After more research, public statements and advice from a demographer, the new by-district electoral system would be in place by the end of the year in order to avoid going to court. Most likely, each voter in Encinitas would elect their district representative and the city’s mayor at large.

The development process will continue in open sessions in order to keep the residents of Encinitas involved, Blakespear said.

At its Aug. 30 meeting, however, the council opted to proceed with one closed session at its next meeting Sept. 6 to discuss legal issues involving the process.

“I don’t think it will be ‘better,’ but I don’t think it will be a disaster, either,” Blakespear said of the future by-district electoral system. “I think the City Council is working well under its current system, but I believe there are qualified people in every district who will be able to represent the needs of both the district and the city at large.”

One of the possible issues that Blakespear said she could see arising under the new system would be whether all City Council members would be invited to business openings — as they currently are, for example — or if they would only be invited to and/or attend openings in their districts.

“Right now, there is a greater presence of the elected officials, and I think that those types of things will change because of the nature of what it means to represent a smaller district,” Blakespear said.

Carlsbad sets precedent in local voting structure change

Carlsbad’s City Council recently preceded Encinitas in its own decision to switch to by-district voting after receiving a demand letter from Shenkman & Hughes in May.

Cori Schumacher

According to Cori Schumacher, first-term councilwoman from Carlsbad, every one of the approximately 26 cities that has gone to court for similar Voting Rights Act cases has lost, with a grand total of about $14 million.

“It didn’t seem as though there was a very good case against Carlsbad, but we decided that instead of spending the city’s tax money, that we would switch to by-district voting voluntarily and save ourselves millions of dollars,” Schumacher said. “In voluntarily switching to a by-district voting structure, we would be retaining the community’s right to give input on that, and that was the most important element to the decision.”

In order to keep the voters of Carlsbad involved with the process to switch to the by-district structure, the City Council held two workshops to educate the community about the process.
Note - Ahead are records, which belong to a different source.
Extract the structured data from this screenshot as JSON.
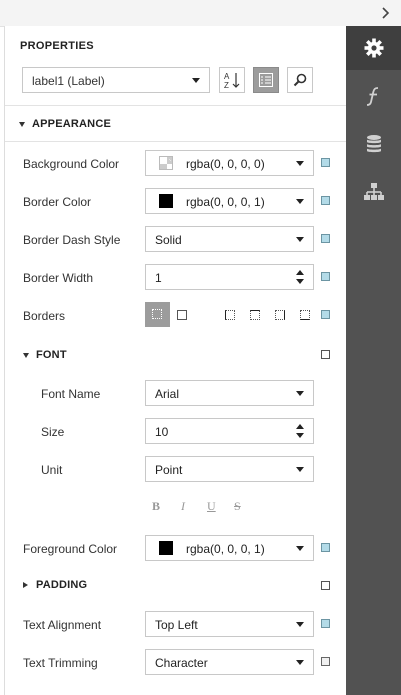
{
  "panel": {
    "title": "PROPERTIES",
    "component_selector": "label1 (Label)"
  },
  "toolbar": {
    "sort_alpha_icon": "sort-alphabetical-icon",
    "categorized_icon": "categorized-view-icon",
    "search_icon": "search-icon"
  },
  "rightbar": {
    "tabs": [
      "gear-icon",
      "function-icon",
      "database-icon",
      "hierarchy-icon"
    ]
  },
  "appearance": {
    "title": "APPEARANCE",
    "background_color": {
      "label": "Background Color",
      "value": "rgba(0, 0, 0, 0)"
    },
    "border_color": {
      "label": "Border Color",
      "value": "rgba(0, 0, 0, 1)"
    },
    "border_dash_style": {
      "label": "Border Dash Style",
      "value": "Solid"
    },
    "border_width": {
      "label": "Border Width",
      "value": "1"
    },
    "borders": {
      "label": "Borders"
    },
    "font": {
      "title": "FONT",
      "font_name": {
        "label": "Font Name",
        "value": "Arial"
      },
      "size": {
        "label": "Size",
        "value": "10"
      },
      "unit": {
        "label": "Unit",
        "value": "Point"
      },
      "styles": [
        "B",
        "I",
        "U",
        "S"
      ]
    },
    "foreground_color": {
      "label": "Foreground Color",
      "value": "rgba(0, 0, 0, 1)"
    },
    "padding": {
      "title": "PADDING"
    },
    "text_alignment": {
      "label": "Text Alignment",
      "value": "Top Left"
    },
    "text_trimming": {
      "label": "Text Trimming",
      "value": "Character"
    }
  },
  "colors": {
    "sidebar": "#525252",
    "sidebar_active": "#3f3f3f",
    "marker_set": "#b3dbe8",
    "toggle_on": "#9c9c9c"
  }
}
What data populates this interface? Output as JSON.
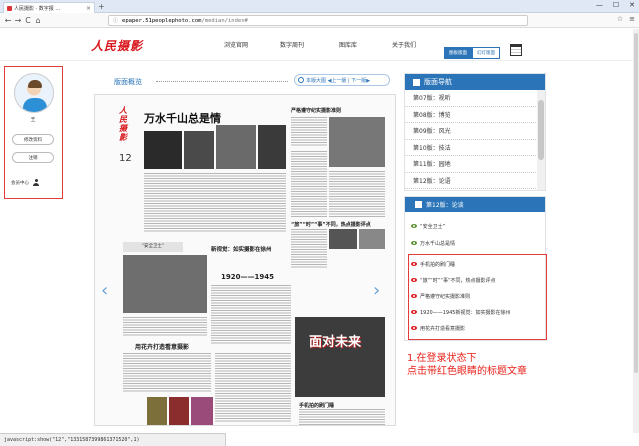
{
  "browser": {
    "tab_title": "人民摄影 · 数字报 ...",
    "tab_close": "×",
    "new_tab": "+",
    "url_host": "epaper.51peoplephoto.com",
    "url_path": "/median/index#",
    "nav_back": "←",
    "nav_forward": "→",
    "nav_reload": "C",
    "nav_home": "⌂",
    "right_icons": [
      "☆",
      "≡"
    ],
    "win_controls": [
      "—",
      "☐",
      "✕"
    ]
  },
  "header": {
    "logo": "人民摄影",
    "menu": [
      "浏览官网",
      "数字周刊",
      "图库库",
      "关于我们"
    ],
    "view_active": "图板版面",
    "view_inactive": "幻灯版面"
  },
  "user_panel": {
    "name": "王",
    "edit_profile": "修改资料",
    "logout": "注销",
    "member_center": "会员中心"
  },
  "paper": {
    "edition_label": "版面概览",
    "page_nav": "本版大图  ◀上一版 | 下一版▶",
    "logo": "人民摄影",
    "page_number": "12",
    "headline": "万水千山总是情",
    "side_headline": "严格遵守纪实摄影准则",
    "mid_headline": "“旅”“时”“事”不同，热点摄影评点",
    "section_box": "“安全卫士”",
    "section_headline": "新视觉：如实摄影在徐州",
    "year_headline": "1920——1945",
    "bottom_headline": "用花卉打造看意摄影",
    "side2_headline": "手机拍的刷门睡",
    "photo_text": "面对未来"
  },
  "nav_panel": {
    "title": "版面导航",
    "items": [
      "第07版：视听",
      "第08版：博览",
      "第09版：风光",
      "第10版：技法",
      "第11版：园地",
      "第12版：论语"
    ]
  },
  "article_panel": {
    "title": "第12版：论谈",
    "items": [
      {
        "label": "“安全卫士”",
        "eye": "green"
      },
      {
        "label": "万水千山总是情",
        "eye": "green"
      },
      {
        "label": "手机拍的刷门睡",
        "eye": "red"
      },
      {
        "label": "“旅”“时”“事”不同，热点摄影评点",
        "eye": "red"
      },
      {
        "label": "严格遵守纪实摄影准则",
        "eye": "red"
      },
      {
        "label": "1920——1945新视觉：如实摄影在徐州",
        "eye": "red"
      },
      {
        "label": "用花卉打造看意摄影",
        "eye": "red"
      }
    ]
  },
  "annotation": {
    "line1": "1.在登录状态下",
    "line2": "点击带红色眼睛的标题文章"
  },
  "status_bar": "javascript:show(\"12\",\"1331587399861371520\",1)"
}
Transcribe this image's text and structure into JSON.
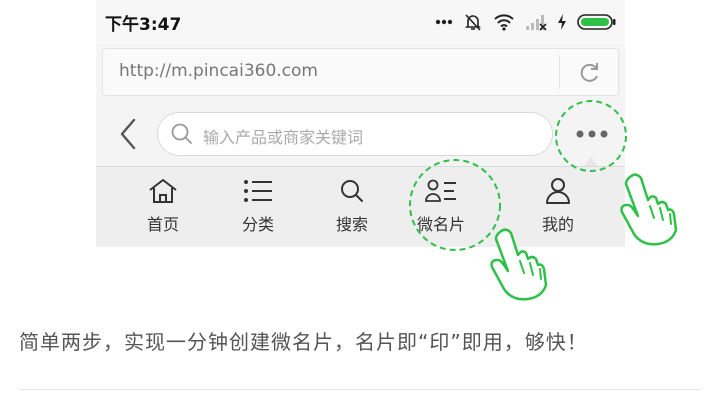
{
  "status": {
    "time": "下午3:47",
    "icons": [
      "more-dots-icon",
      "mute-icon",
      "wifi-icon",
      "signal-icon",
      "charging-icon",
      "battery-icon"
    ]
  },
  "browser": {
    "url": "http://m.pincai360.com",
    "reload_icon": "reload-icon"
  },
  "toolbar": {
    "back_icon": "back-chevron-icon",
    "search_placeholder": "输入产品或商家关键词",
    "more_icon": "more-icon"
  },
  "nav": {
    "items": [
      {
        "label": "首页",
        "icon": "home-icon"
      },
      {
        "label": "分类",
        "icon": "list-icon"
      },
      {
        "label": "搜索",
        "icon": "search-icon"
      },
      {
        "label": "微名片",
        "icon": "card-icon"
      },
      {
        "label": "我的",
        "icon": "user-icon"
      }
    ]
  },
  "caption": "简单两步，实现一分钟创建微名片，名片即“印”即用，够快！",
  "colors": {
    "highlight": "#2fc04a",
    "status_bar": "#f7f7f7",
    "nav_bg": "#eeeeef"
  }
}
In the end, the City Council chose a map designed by Arnie Cohen and Brian Flock, two Carlsbad residents, in lieu of the maps designed by professional demographers.

As a result of the decision to switch to a by-district election system, Schumacher will face fourth-term Councilman Mark Packard in a re-election next year as they both reside in the same district.

Schumacher said the switch from at-large to by-district councils in Carlsbad and Encinitas will likely have different effects in the two cities since Carlsbad has 114,000 residents versus Encinitas’ 63,000. She added that there could be potential positive and negative consequences of the new by-district voting structure.

“You may get elected officials that are only going to be paying attention to their district issues, and that could potentially create a situation where you have vote trading and less of a concern for the entire citywide policies,” Schumacher said. “On the positive side of things, you have the opportunity to re-enfranchise (sic) populations who may have their voices diluted, whether that is a coastal community of interest that is impacted by development — those folks could have the opportunity to weigh in where they were ignored before.

“That also applies to Latinos in the district — for us (Carlsbad), we went from 13 percent citywide to 22 percent of the voter population in the district being Latino.”

The key in governing in a by-district electoral system will be good communication streams between elected officials and their constituents, Schumacher added.

Lauren J. Mapp is a San Diego freelance writer. North Coast Current Editorial Director Roman S. Koenig contributed to this report.